And that brings us to The Cloverfield Paradox. The movie formerly known as God Particle is at the top of news cycles at the moment thanks to its “See the trailer! Wait two hours and see the movie!” release on the night of the Super Bowl.
It was an inspired move, and whether you’re a fan of the movie or not it’s admirable to see marketing used to actually promote the film instead of just ruining every major scene in the first two acts. The movie is, admittedly, getting bashed by most outlets—but from a reception point of view, that doesn’t matter. The Cloverfield Paradox got a big, high-profile, stunt release that spiked interest in a project that was otherwise, seemingly, in some trouble. The fact that it hasn’t found a lot of short-term success may not matter in the long run, either. As a proof of concept for a new way of doing business, it more than succeeded. Or to put it another way: a film with some apparent problems was given a boost and at the same time opened a path for other movies to follow, as well as earning itself a place in the PR history books. That’s a solid win, and one that the fourth instalment of the Cloverfield franchise can build on.
As it stands right now, Netflix has cast a remarkably wide net, in terms of acquiring science fiction and other genre programming. Its approach takes in everything from a movie that’s literally just “He’s Will Smith! His partner’s an orc! THEY’RE COPS!” to something that feels like a long overdue sequel to a modern classic with Mute. That speaks well both to the company’s desire to connect with audiences and their (albeit commercially inspired) broad approach to genre. This isn’t a company looking to churn out endless 21st century B-movies. That scope and variety is, absolutely, good news.
The bad news is that Netflix is also increasingly looking like a lifeboat for movies that studios can’t or won’t back or go to bat for. Annihilation may find a bigger audience than it ever would have reached in theaters, but it’s a film shot for the big screen and will inevitably lose something in translation. Worse still, it’s only a matter of time before movies like this stop being shot for the big screen and start dreaming a little smaller. Moreover, the deployment of The Cloverfield Paradox is a “surprise!” that can only work once. Unless of course the Super Bowl Night Cloverfield Movie becomes a yearly tradition, which, honestly, I’d welcome.
Variety. Experimentation. Change. Netflix is pushing the envelope with its genre slate and in the ways they’re deploying it. In the short term, that means we’re in for a bumpy ride, but it’s going to lead to a very different industry and one, I suspect, where these odd, spiky, interesting movies will have far more of a chance to find their audience than they’ve ever had to date. I’ll certainly be watching.
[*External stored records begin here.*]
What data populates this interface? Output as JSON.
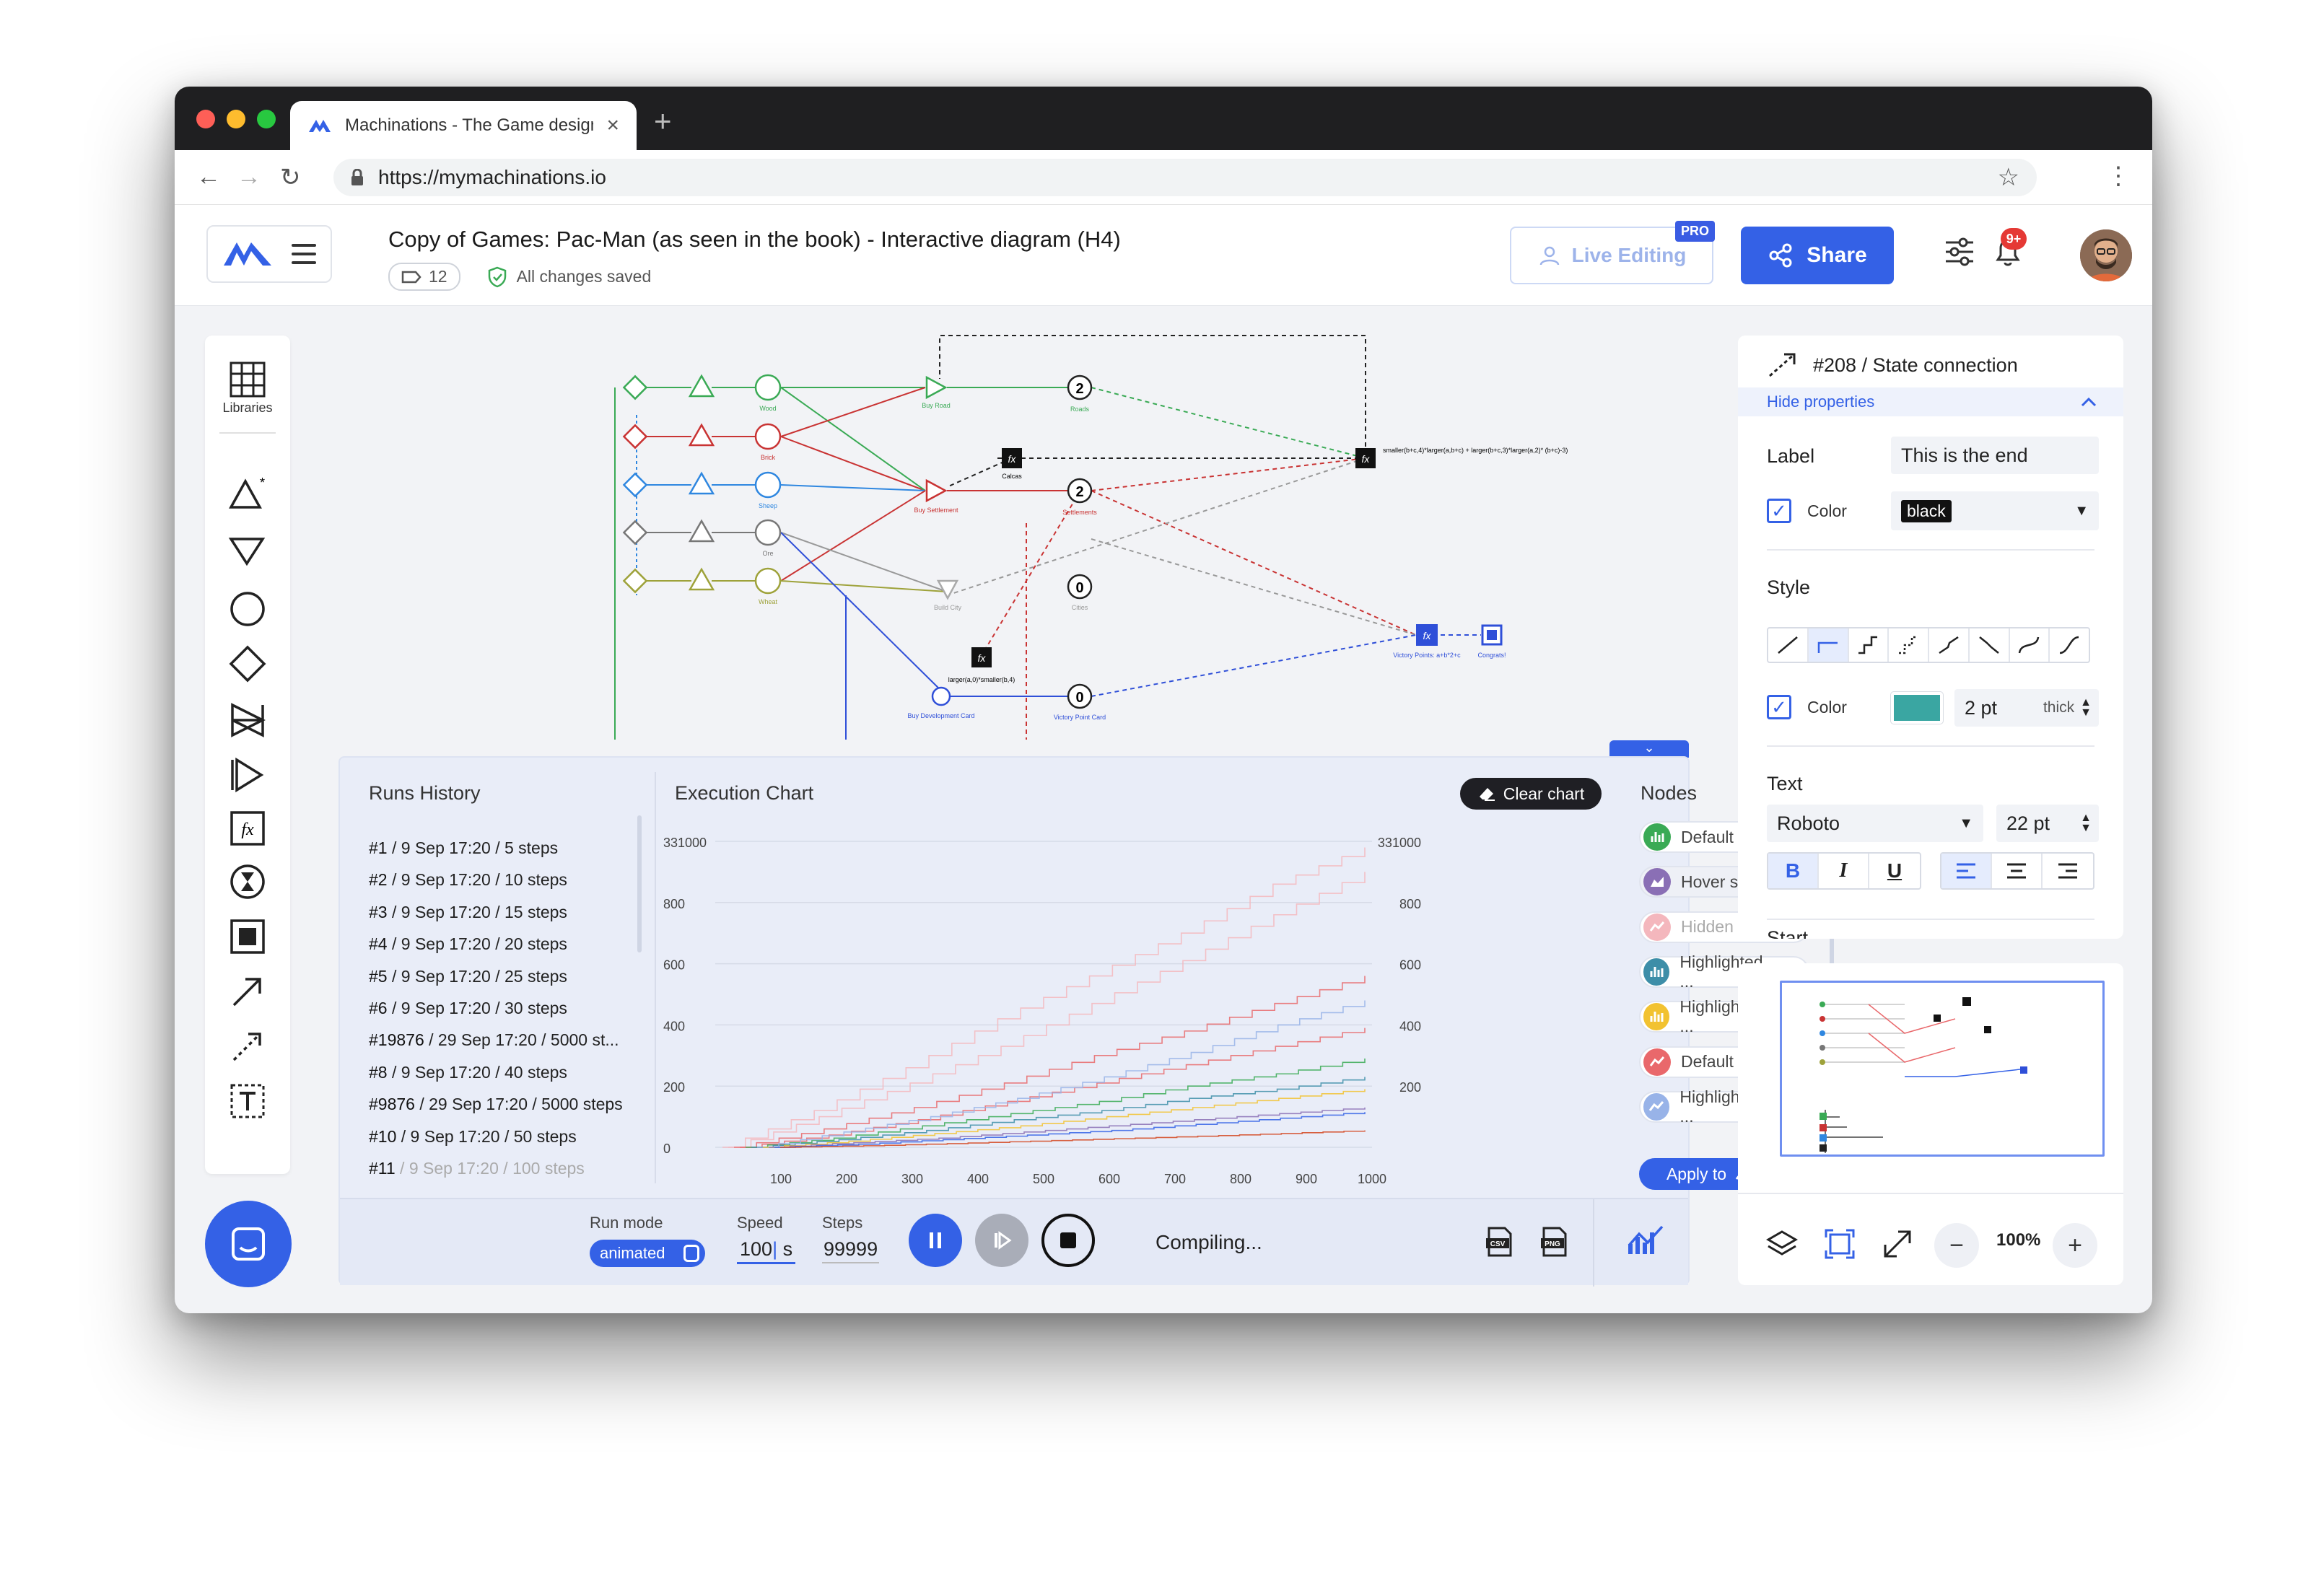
{
  "browser": {
    "tab_title": "Machinations - The Game design",
    "url": "https://mymachinations.io"
  },
  "header": {
    "doc_title": "Copy of Games: Pac-Man (as seen in the book) - Interactive diagram (H4)",
    "tag_count": "12",
    "save_status": "All changes saved",
    "live_editing_label": "Live Editing",
    "pro_badge": "PRO",
    "share_label": "Share",
    "notification_badge": "9+"
  },
  "toolbar": {
    "libraries_label": "Libraries",
    "tools": [
      "pool-icon",
      "drain-icon",
      "source-circle-icon",
      "gate-icon",
      "converter-icon",
      "trader-icon",
      "formula-icon",
      "delay-icon",
      "end-condition-icon",
      "resource-connection-icon",
      "state-connection-icon",
      "text-icon"
    ]
  },
  "diagram": {
    "node_labels": {
      "wood": "Wood",
      "brick": "Brick",
      "sheep": "Sheep",
      "ore": "Ore",
      "wheat": "Wheat",
      "buy_road": "Buy Road",
      "buy_settlement": "Buy Settlement",
      "build_city": "Build City",
      "buy_dev_card": "Buy Development Card",
      "roads": "Roads",
      "settlements": "Settlements",
      "cities": "Cities",
      "victory_points_card": "Victory Point Card",
      "victory_points": "Victory Points: a+b*2+c",
      "congrats": "Congrats!",
      "calc": "Calcas",
      "formula1": "smaller(b+c,4)*larger(a,b+c) + larger(b+c,3)*larger(a,2)* (b+c)-3)",
      "formula2": "larger(a,0)*smaller(b,4)"
    },
    "pool_values": {
      "roads": "2",
      "settlements": "2",
      "cities": "0",
      "vpcard": "0"
    }
  },
  "panel": {
    "runs_title": "Runs History",
    "runs": [
      {
        "id": "#1",
        "rest": " / 9 Sep 17:20 / 5 steps"
      },
      {
        "id": "#2",
        "rest": " / 9 Sep 17:20 / 10 steps"
      },
      {
        "id": "#3",
        "rest": " / 9 Sep 17:20 / 15 steps"
      },
      {
        "id": "#4",
        "rest": " / 9 Sep 17:20 / 20 steps"
      },
      {
        "id": "#5",
        "rest": " / 9 Sep 17:20 / 25 steps"
      },
      {
        "id": "#6",
        "rest": " / 9 Sep 17:20 / 30 steps"
      },
      {
        "id": "#19876",
        "rest": " / 29 Sep 17:20 / 5000 st..."
      },
      {
        "id": "#8",
        "rest": " / 9 Sep 17:20 / 40 steps"
      },
      {
        "id": "#9876",
        "rest": " / 29 Sep 17:20 / 5000 steps"
      },
      {
        "id": "#10",
        "rest": " / 9 Sep 17:20 / 50 steps"
      },
      {
        "id": "#11",
        "rest": " / 9 Sep 17:20 / 100 steps"
      }
    ],
    "chart_title": "Execution Chart",
    "clear_chart_label": "Clear chart",
    "nodes_title": "Nodes",
    "nodes": [
      {
        "label": "Default state",
        "color": "#3aaa55",
        "icon": "bar-chart-icon",
        "faded": false
      },
      {
        "label": "Hover state",
        "color": "#8a6fb5",
        "icon": "area-chart-icon",
        "faded": false
      },
      {
        "label": "Hidden state",
        "color": "#f4b7bd",
        "icon": "line-chart-icon",
        "faded": true
      },
      {
        "label": "Highlighted ...",
        "color": "#3d8ea8",
        "icon": "bar-chart-icon",
        "faded": false
      },
      {
        "label": "Highlighted ...",
        "color": "#f2c230",
        "icon": "bar-chart-icon",
        "faded": false
      },
      {
        "label": "Default state",
        "color": "#e9686b",
        "icon": "line-chart-icon",
        "faded": false
      },
      {
        "label": "Highlighted ...",
        "color": "#98b3e8",
        "icon": "line-chart-icon",
        "faded": false
      }
    ],
    "apply_label_prefix": "Apply to",
    "apply_label_suffix": "all",
    "run_mode_label": "Run mode",
    "run_mode_value": "animated",
    "speed_label": "Speed",
    "speed_value": "100",
    "speed_unit": "s",
    "steps_label": "Steps",
    "steps_value": "99999",
    "status": "Compiling...",
    "export_csv": "CSV",
    "export_png": "PNG"
  },
  "chart_data": {
    "type": "line",
    "title": "Execution Chart",
    "x_ticks": [
      "100",
      "200",
      "300",
      "400",
      "500",
      "600",
      "700",
      "800",
      "900",
      "1000"
    ],
    "y_ticks_left": [
      "0",
      "200",
      "400",
      "600",
      "800",
      "331000"
    ],
    "y_ticks_right": [
      "200",
      "400",
      "600",
      "800",
      "331000"
    ],
    "xlim": [
      0,
      1000
    ],
    "series": [
      {
        "color": "#f4b7bd",
        "values": [
          0,
          120,
          260,
          420,
          560,
          700,
          860,
          980
        ]
      },
      {
        "color": "#f4b7bd",
        "values": [
          0,
          100,
          210,
          330,
          470,
          610,
          760,
          900
        ]
      },
      {
        "color": "#e9686b",
        "values": [
          0,
          60,
          130,
          210,
          300,
          380,
          470,
          560
        ]
      },
      {
        "color": "#e9686b",
        "values": [
          0,
          40,
          90,
          150,
          210,
          270,
          330,
          390
        ]
      },
      {
        "color": "#3aaa55",
        "values": [
          0,
          30,
          70,
          110,
          150,
          200,
          240,
          290
        ]
      },
      {
        "color": "#3d8ea8",
        "values": [
          0,
          25,
          55,
          90,
          120,
          160,
          190,
          230
        ]
      },
      {
        "color": "#98b3e8",
        "values": [
          0,
          50,
          100,
          160,
          230,
          310,
          400,
          480
        ]
      },
      {
        "color": "#f2c230",
        "values": [
          0,
          20,
          45,
          70,
          100,
          130,
          160,
          190
        ]
      },
      {
        "color": "#8a6fb5",
        "values": [
          0,
          15,
          30,
          50,
          70,
          90,
          110,
          130
        ]
      },
      {
        "color": "#3461e6",
        "values": [
          0,
          10,
          25,
          40,
          55,
          75,
          95,
          115
        ]
      },
      {
        "color": "#d4451f",
        "values": [
          0,
          5,
          12,
          20,
          28,
          36,
          45,
          55
        ]
      }
    ],
    "grid": true
  },
  "properties": {
    "title": "#208 / State connection",
    "hide_label": "Hide properties",
    "label_label": "Label",
    "label_value": "This is the end",
    "color_label": "Color",
    "label_color_value": "black",
    "style_label": "Style",
    "line_color_hex": "#3aa6a2",
    "thickness_value": "2 pt",
    "thickness_type": "thick",
    "text_label": "Text",
    "font_value": "Roboto",
    "font_size": "22 pt",
    "bold": "B",
    "italic": "I",
    "underline": "U",
    "start_label": "Start"
  },
  "minimap": {
    "zoom": "100%"
  }
}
Alasdair Stuart is a freelancer writer, RPG writer and podcaster. He owns Escape Artists, who publish the short fiction podcasts Escape Pod, Pseudopod, Podcastle, Cast of Wonders, and the magazine Mothership Zeta. He blogs enthusiastically about pop culture, cooking and exercise at Alasdairstuart.com, and tweets @AlasdairStuart.